Records to process
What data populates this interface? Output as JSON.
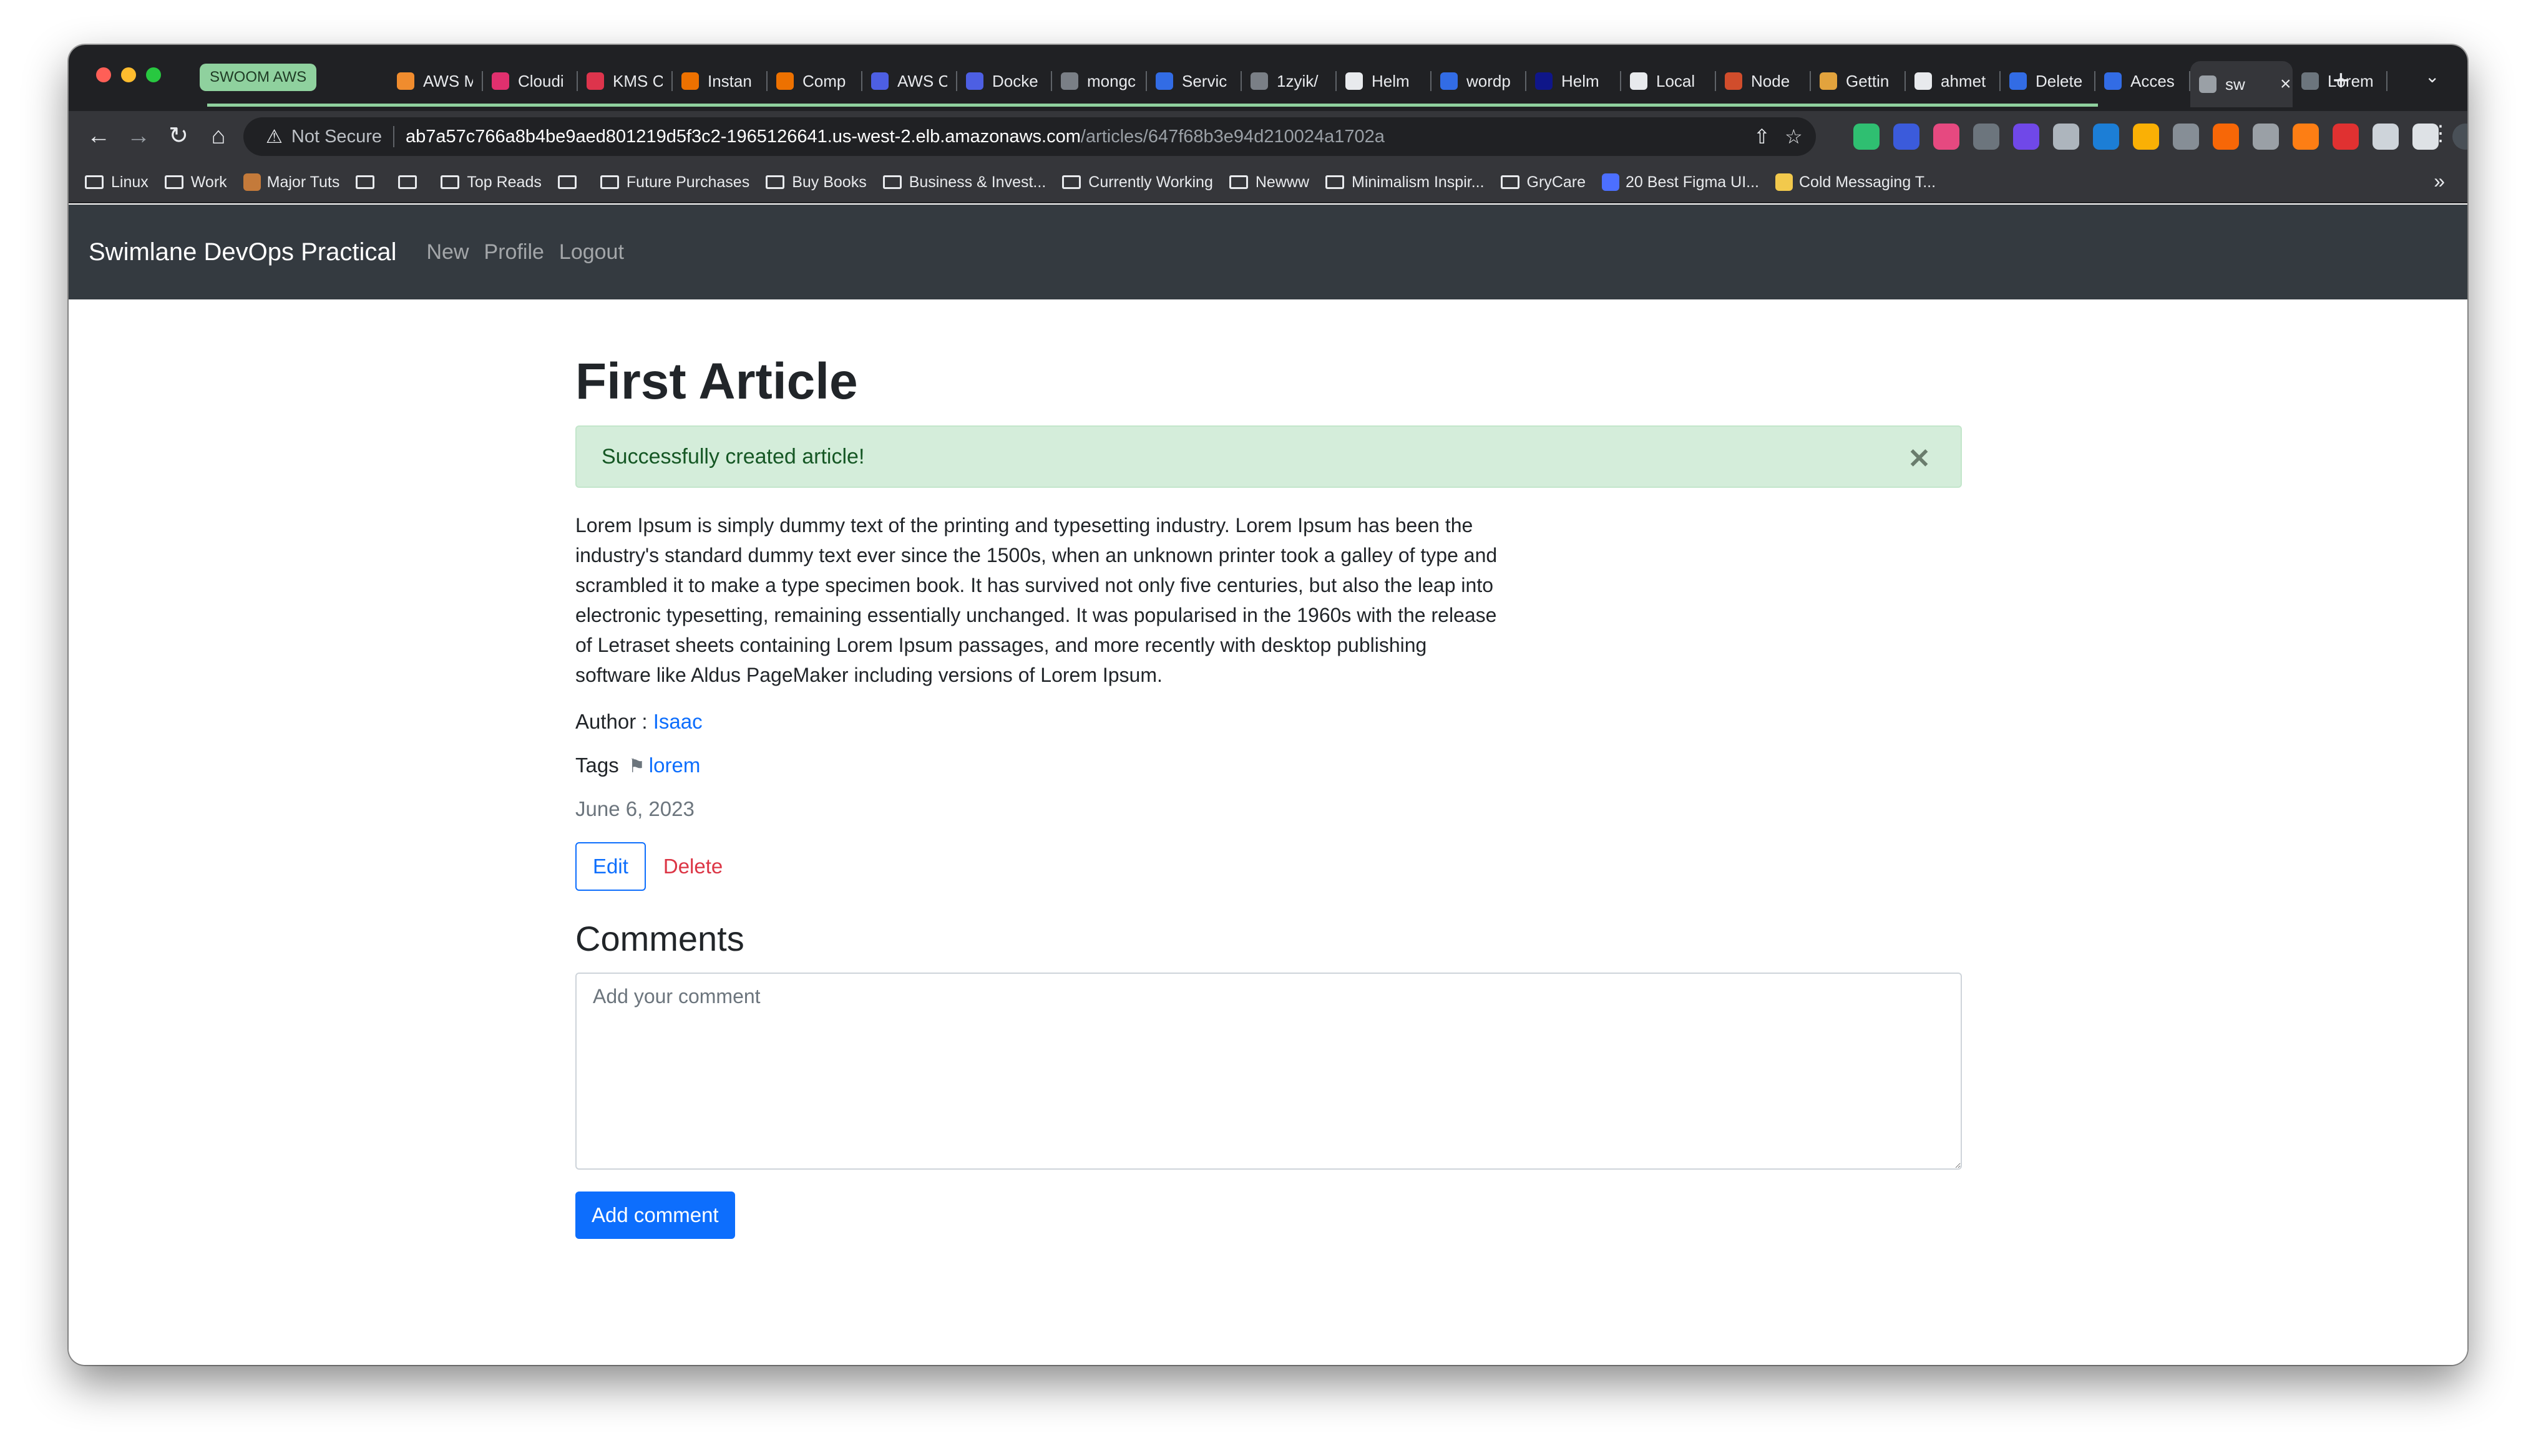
{
  "browser": {
    "tab_group_label": "SWOOM AWS",
    "tabs": [
      {
        "label": "AWS M",
        "color": "#f08c2e"
      },
      {
        "label": "Cloudi",
        "color": "#e0306e"
      },
      {
        "label": "KMS C",
        "color": "#dd344c"
      },
      {
        "label": "Instan",
        "color": "#ed7100"
      },
      {
        "label": "Comp",
        "color": "#ed7100"
      },
      {
        "label": "AWS C",
        "color": "#4d5fe3"
      },
      {
        "label": "Docke",
        "color": "#4d5fe3"
      },
      {
        "label": "mongc",
        "color": "#7a7f86"
      },
      {
        "label": "Servic",
        "color": "#326ce5"
      },
      {
        "label": "1zyik/",
        "color": "#7a7f86"
      },
      {
        "label": "Helm",
        "color": "#e8eaed"
      },
      {
        "label": "wordp",
        "color": "#326ce5"
      },
      {
        "label": "Helm",
        "color": "#0f1689"
      },
      {
        "label": "Local",
        "color": "#e8eaed"
      },
      {
        "label": "Node",
        "color": "#d14d2c"
      },
      {
        "label": "Gettin",
        "color": "#e2a33d"
      },
      {
        "label": "ahmet",
        "color": "#e8eaed"
      },
      {
        "label": "Delete",
        "color": "#326ce5"
      },
      {
        "label": "Acces",
        "color": "#326ce5"
      },
      {
        "label": "sw",
        "color": "#9aa0a6",
        "active": true
      },
      {
        "label": "Lorem",
        "color": "#6c757d"
      }
    ],
    "address": {
      "security_label": "Not Secure",
      "host": "ab7a57c766a8b4be9aed801219d5f3c2-1965126641.us-west-2.elb.amazonaws.com",
      "path": "/articles/647f68b3e94d210024a1702a"
    },
    "bookmarks": [
      {
        "label": "Linux",
        "type": "folder"
      },
      {
        "label": "Work",
        "type": "folder"
      },
      {
        "label": "Major Tuts",
        "type": "favicon",
        "color": "#c47a3a"
      },
      {
        "label": "",
        "type": "folder"
      },
      {
        "label": "",
        "type": "folder"
      },
      {
        "label": "Top Reads",
        "type": "folder"
      },
      {
        "label": "",
        "type": "folder"
      },
      {
        "label": "Future Purchases",
        "type": "folder"
      },
      {
        "label": "Buy Books",
        "type": "folder"
      },
      {
        "label": "Business & Invest...",
        "type": "folder"
      },
      {
        "label": "Currently Working",
        "type": "folder"
      },
      {
        "label": "Newww",
        "type": "folder"
      },
      {
        "label": "Minimalism Inspir...",
        "type": "folder"
      },
      {
        "label": "GryCare",
        "type": "folder"
      },
      {
        "label": "20 Best Figma UI...",
        "type": "favicon",
        "color": "#4c6fff"
      },
      {
        "label": "Cold Messaging T...",
        "type": "favicon",
        "color": "#f2c94c"
      }
    ]
  },
  "site": {
    "brand": "Swimlane DevOps Practical",
    "nav": [
      "New",
      "Profile",
      "Logout"
    ]
  },
  "article": {
    "title": "First Article",
    "alert": "Successfully created article!",
    "body": "Lorem Ipsum is simply dummy text of the printing and typesetting industry. Lorem Ipsum has been the industry's standard dummy text ever since the 1500s, when an unknown printer took a galley of type and scrambled it to make a type specimen book. It has survived not only five centuries, but also the leap into electronic typesetting, remaining essentially unchanged. It was popularised in the 1960s with the release of Letraset sheets containing Lorem Ipsum passages, and more recently with desktop publishing software like Aldus PageMaker including versions of Lorem Ipsum.",
    "author_label": "Author :",
    "author": "Isaac",
    "tags_label": "Tags",
    "tag": "lorem",
    "date": "June 6, 2023",
    "edit_label": "Edit",
    "delete_label": "Delete"
  },
  "comments": {
    "heading": "Comments",
    "placeholder": "Add your comment",
    "value": "",
    "submit_label": "Add comment"
  },
  "colors": {
    "navbar": "#343a40",
    "primary": "#0d6efd",
    "danger": "#dc3545",
    "success_bg": "#d4edda",
    "tab_group": "#8fd19e"
  }
}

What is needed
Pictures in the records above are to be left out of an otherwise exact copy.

Result for this exercise
What data populates this interface? Output as JSON.
{
  "browser": {
    "tab_group_label": "SWOOM AWS",
    "tabs": [
      {
        "label": "AWS M",
        "color": "#f08c2e"
      },
      {
        "label": "Cloudi",
        "color": "#e0306e"
      },
      {
        "label": "KMS C",
        "color": "#dd344c"
      },
      {
        "label": "Instan",
        "color": "#ed7100"
      },
      {
        "label": "Comp",
        "color": "#ed7100"
      },
      {
        "label": "AWS C",
        "color": "#4d5fe3"
      },
      {
        "label": "Docke",
        "color": "#4d5fe3"
      },
      {
        "label": "mongc",
        "color": "#7a7f86"
      },
      {
        "label": "Servic",
        "color": "#326ce5"
      },
      {
        "label": "1zyik/",
        "color": "#7a7f86"
      },
      {
        "label": "Helm",
        "color": "#e8eaed"
      },
      {
        "label": "wordp",
        "color": "#326ce5"
      },
      {
        "label": "Helm",
        "color": "#0f1689"
      },
      {
        "label": "Local",
        "color": "#e8eaed"
      },
      {
        "label": "Node",
        "color": "#d14d2c"
      },
      {
        "label": "Gettin",
        "color": "#e2a33d"
      },
      {
        "label": "ahmet",
        "color": "#e8eaed"
      },
      {
        "label": "Delete",
        "color": "#326ce5"
      },
      {
        "label": "Acces",
        "color": "#326ce5"
      },
      {
        "label": "sw",
        "color": "#9aa0a6",
        "active": true
      },
      {
        "label": "Lorem",
        "color": "#6c757d"
      }
    ],
    "address": {
      "security_label": "Not Secure",
      "host": "ab7a57c766a8b4be9aed801219d5f3c2-1965126641.us-west-2.elb.amazonaws.com",
      "path": "/articles/647f68b3e94d210024a1702a"
    },
    "bookmarks": [
      {
        "label": "Linux",
        "type": "folder"
      },
      {
        "label": "Work",
        "type": "folder"
      },
      {
        "label": "Major Tuts",
        "type": "favicon",
        "color": "#c47a3a"
      },
      {
        "label": "",
        "type": "folder"
      },
      {
        "label": "",
        "type": "folder"
      },
      {
        "label": "Top Reads",
        "type": "folder"
      },
      {
        "label": "",
        "type": "folder"
      },
      {
        "label": "Future Purchases",
        "type": "folder"
      },
      {
        "label": "Buy Books",
        "type": "folder"
      },
      {
        "label": "Business & Invest...",
        "type": "folder"
      },
      {
        "label": "Currently Working",
        "type": "folder"
      },
      {
        "label": "Newww",
        "type": "folder"
      },
      {
        "label": "Minimalism Inspir...",
        "type": "folder"
      },
      {
        "label": "GryCare",
        "type": "folder"
      },
      {
        "label": "20 Best Figma UI...",
        "type": "favicon",
        "color": "#4c6fff"
      },
      {
        "label": "Cold Messaging T...",
        "type": "favicon",
        "color": "#f2c94c"
      }
    ]
  },
  "site": {
    "brand": "Swimlane DevOps Practical",
    "nav": [
      "New",
      "Profile",
      "Logout"
    ]
  },
  "article": {
    "title": "First Article",
    "alert": "Successfully created article!",
    "body": "Lorem Ipsum is simply dummy text of the printing and typesetting industry. Lorem Ipsum has been the industry's standard dummy text ever since the 1500s, when an unknown printer took a galley of type and scrambled it to make a type specimen book. It has survived not only five centuries, but also the leap into electronic typesetting, remaining essentially unchanged. It was popularised in the 1960s with the release of Letraset sheets containing Lorem Ipsum passages, and more recently with desktop publishing software like Aldus PageMaker including versions of Lorem Ipsum.",
    "author_label": "Author :",
    "author": "Isaac",
    "tags_label": "Tags",
    "tag": "lorem",
    "date": "June 6, 2023",
    "edit_label": "Edit",
    "delete_label": "Delete"
  },
  "comments": {
    "heading": "Comments",
    "placeholder": "Add your comment",
    "value": "",
    "submit_label": "Add comment"
  },
  "colors": {
    "navbar": "#343a40",
    "primary": "#0d6efd",
    "danger": "#dc3545",
    "success_bg": "#d4edda",
    "tab_group": "#8fd19e"
  }
}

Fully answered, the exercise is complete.